- The group would pay its own utilities, but the group could possibly ask for a deferral utility payments in the beginning.
- There wouldn’t be a bigger kick-off event until the fall of this year.
- Programming will be considerably scaled at the Paramount compared the Music Hall in the early going.
- The Tarrytown Music Hall could create a separate, subsidiary board for the Paramount depending on how things go. For now, the Music Hall board will invite members from the community to its current board, but still retain control.
- The projected income for the Paramount in 2013 would be about $117,000 and $175,000 in 2014.
- The group would credit outstanding tickets that were purchased last year with credits to future shows.
Red House Entertainment
Kurt Heitmann, CEO of Red House Entertainment, presented his group’s proposal along with partners Abigail Adams, who would serve as arts and non-profit manager and currently run the Hudson Valley Shakespear Festival ; Jonathan Close, who would be in charge of brand extension and marketing; and Ray Wilson, who would handle artist development and management, concert production and talent booking.
Heitmann, who has about 30 years of experience in audio/visual production, said he wanted to get the Paramount running 5 to 6 days a week. That programming could include films, concerts or festivals.
He said the most important thing is providing a consistent level of entertainment that draws people to the city. He also said it’s important for the Paramount to develop its brand.
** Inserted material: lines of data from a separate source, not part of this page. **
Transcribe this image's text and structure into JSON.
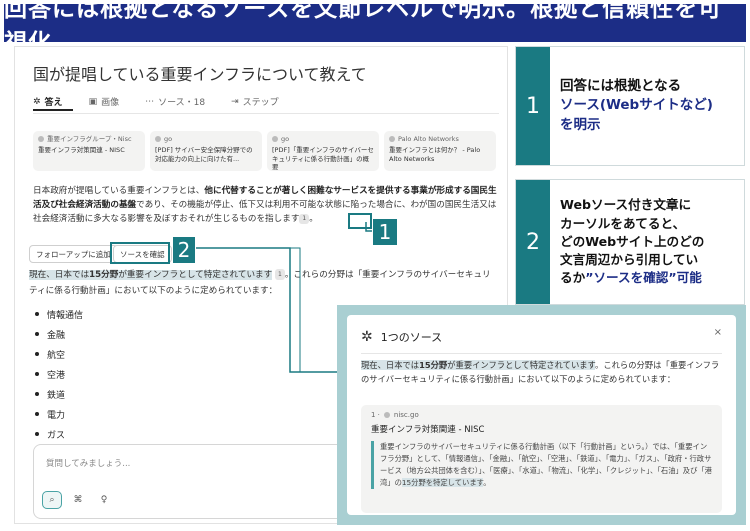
{
  "banner": {
    "title": "回答には根拠となるソースを文節レベルで明示。根拠と信頼性を可視化"
  },
  "screen": {
    "question": "国が提唱している重要インフラについて教えて",
    "tabs": [
      {
        "label": "答え"
      },
      {
        "label": "画像"
      },
      {
        "label": "ソース・18"
      },
      {
        "label": "ステップ"
      }
    ],
    "source_cards": [
      {
        "site": "重要インフラグループ・Nisc",
        "title": "重要インフラ対策関連 - NISC"
      },
      {
        "site": "go",
        "title": "[PDF] サイバー安全保障分野での対応能力の向上に向けた有..."
      },
      {
        "site": "go",
        "title": "[PDF]「重要インフラのサイバーセキュリティに係る行動計画」の概要"
      },
      {
        "site": "Palo Alto Networks",
        "title": "重要インフラとは何か？ - Palo Alto Networks"
      }
    ],
    "answer_part1": "日本政府が提唱している重要インフラとは、",
    "answer_bold": "他に代替することが著しく困難なサービスを提供する事業が形成する国民生活及び社会経済活動の基盤",
    "answer_part2": "であり、その機能が停止、低下又は利用不可能な状態に陥った場合に、わが国の国民生活又は社会経済活動に多大なる影響を及ぼすおそれが生じるものを指します",
    "cite1": "1",
    "period": "。",
    "followup_button": "フォローアップに追加",
    "confirm_button": "ソースを確認",
    "highlight_pre": "現在、日本では",
    "highlight_bold": "15分野",
    "highlight_post": "が重要インフラとして特定されています",
    "cite2": "1",
    "after_highlight": "。これらの分野は「重要インフラのサイバーセキュリティに係る行動計画」において以下のように定められています：",
    "sectors": [
      "情報通信",
      "金融",
      "航空",
      "空港",
      "鉄道",
      "電力",
      "ガス"
    ],
    "ask_placeholder": "質問してみましょう..."
  },
  "labels": {
    "one": "1",
    "two": "2"
  },
  "callouts": [
    {
      "num": "1",
      "line1": "回答には根拠となる",
      "line2": "ソース(Webサイトなど)",
      "line3": "を明示"
    },
    {
      "num": "2",
      "line1": "Webソース付き文章に",
      "line2": "カーソルをあてると、",
      "line3": "どのWebサイト上のどの",
      "line4": "文言周辺から引用してい",
      "line5a": "るか",
      "line5b": "”ソースを確認”可能"
    }
  ],
  "popup": {
    "title": "1つのソース",
    "close": "×",
    "quote_pre": "現在、日本では",
    "quote_bold": "15分野",
    "quote_post": "が重要インフラとして特定されています",
    "quote_rest": "。これらの分野は「重要インフラのサイバーセキュリティに係る行動計画」において以下のように定められています：",
    "source_num": "1 ·",
    "source_site": "nisc.go",
    "source_title": "重要インフラ対策関連 - NISC",
    "source_desc": "重要インフラのサイバーセキュリティに係る行動計画（以下「行動計画」という。）では、「重要インフラ分野」として、「情報通信」、「金融」、「航空」、「空港」、「鉄道」、「電力」、「ガス」、「政府・行政サービス（地方公共団体を含む）」、「医療」、「水道」、「物流」、「化学」、「クレジット」、「石油」及び「港湾」の",
    "source_desc_hl": "15分野を特定しています",
    "source_desc_end": "。"
  },
  "colors": {
    "navy": "#1c2d86",
    "teal": "#1a7a82",
    "highlight": "#d7e4e8"
  }
}
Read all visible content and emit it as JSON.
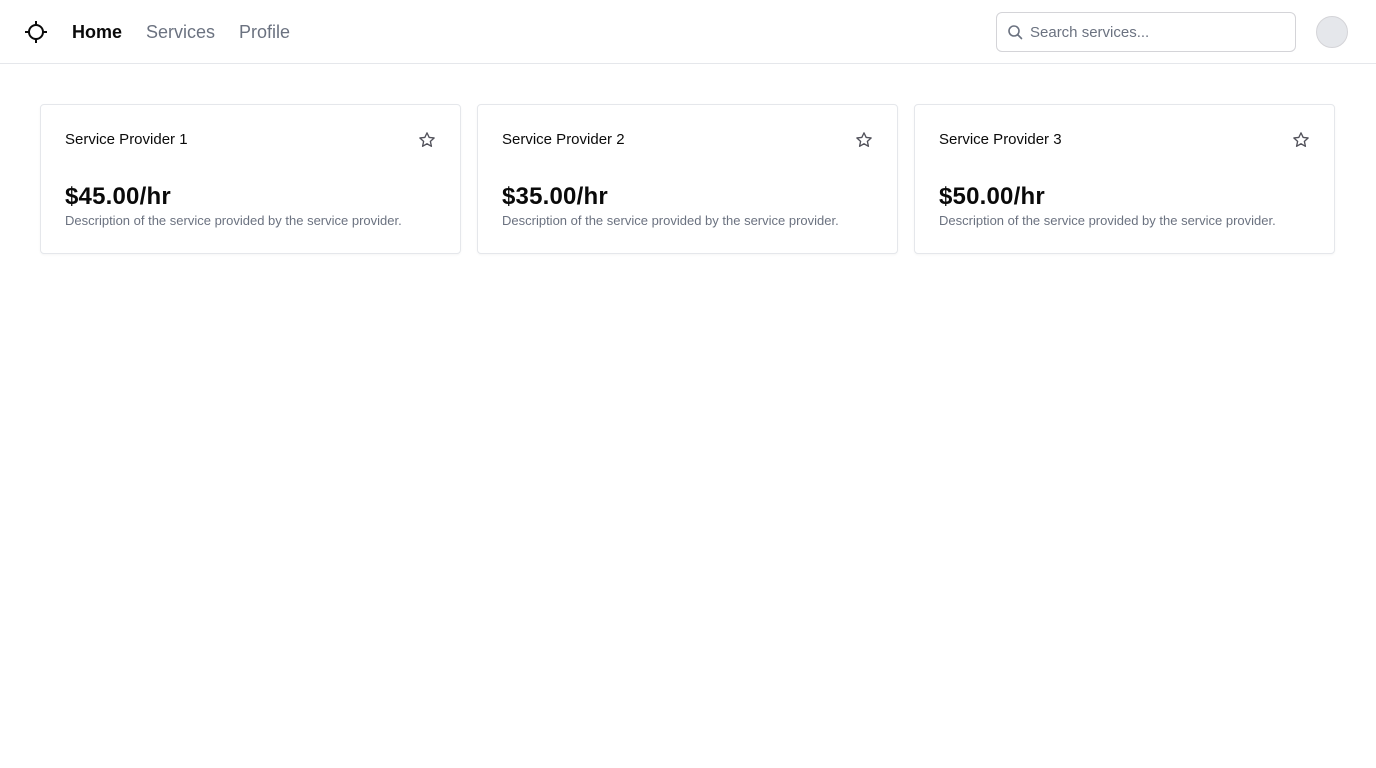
{
  "header": {
    "logo_icon": "crosshair-icon",
    "nav": [
      {
        "label": "Home",
        "active": true
      },
      {
        "label": "Services",
        "active": false
      },
      {
        "label": "Profile",
        "active": false
      }
    ],
    "search": {
      "placeholder": "Search services...",
      "value": "",
      "icon": "search-icon"
    },
    "avatar_icon": "avatar"
  },
  "cards": [
    {
      "title": "Service Provider 1",
      "price": "$45.00/hr",
      "description": "Description of the service provided by the service provider.",
      "favorite_icon": "star-icon"
    },
    {
      "title": "Service Provider 2",
      "price": "$35.00/hr",
      "description": "Description of the service provided by the service provider.",
      "favorite_icon": "star-icon"
    },
    {
      "title": "Service Provider 3",
      "price": "$50.00/hr",
      "description": "Description of the service provided by the service provider.",
      "favorite_icon": "star-icon"
    }
  ],
  "colors": {
    "text": "#0a0a0a",
    "muted": "#6b7280",
    "border": "#e5e7eb",
    "avatar_bg": "#e5e7eb"
  }
}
“Don’t take this as a slight on the other group and how it’s been run, but I never knew what was going on,” Heitmann said. “I’ve been around a lot. I live here and I drive on 9 all the time and the only time I knew something was going on at the Paramount was when I saw a banner. That’s it. That not branding and promotion. That’s putting a banner out and saying let’s go, we have show on —we’re going to hit it hard with branding and promotion and make it, again, the place that you want to come to.”
Heitmann said he would like to anchor live music events on Friday and Saturdays and use the downtown area to help draw people from all over the Hudson Valley. He also wants to do something called “Playing at the Paramount” every month that would help bring the theater to the national forefront.
Heitmann, who has won four Emmys for his work at ESPN, covering the National Hockey League and the 1988 Summer Olympics in Seoul, is also senior vice president of sales and marketing at CP Communications. He said he would use his experience, access to equipment and experienced personnel to enhance the theater.
The group also hopes to hold a number a festivals—from blues to Jazz—with the purpose of involving local businesses and attracting people to see live shows and events at the theater.
In addition to shows, the group also plans to generate revenue by hosting high definition simulcasts from events around the world, high definition movie nights, children’s programming and summer camps.
Other details from the proposal:
- Heitmann said Red House would need the city to cover the first six months of rent to get the group off its feet.
- He expects that the group will lose money after the first year.
- A percentage of box office revenue would be paid to the city in lieu of a traditional rent for the first 2.5 years. The group would then come back to the city and determine if that arrangement is preferable or if a more traditional rent arrangement is better.
- Heitmann said his group plans to approach Key Bank and make them an offer for the $100,000 technical equipment that exists in the theater.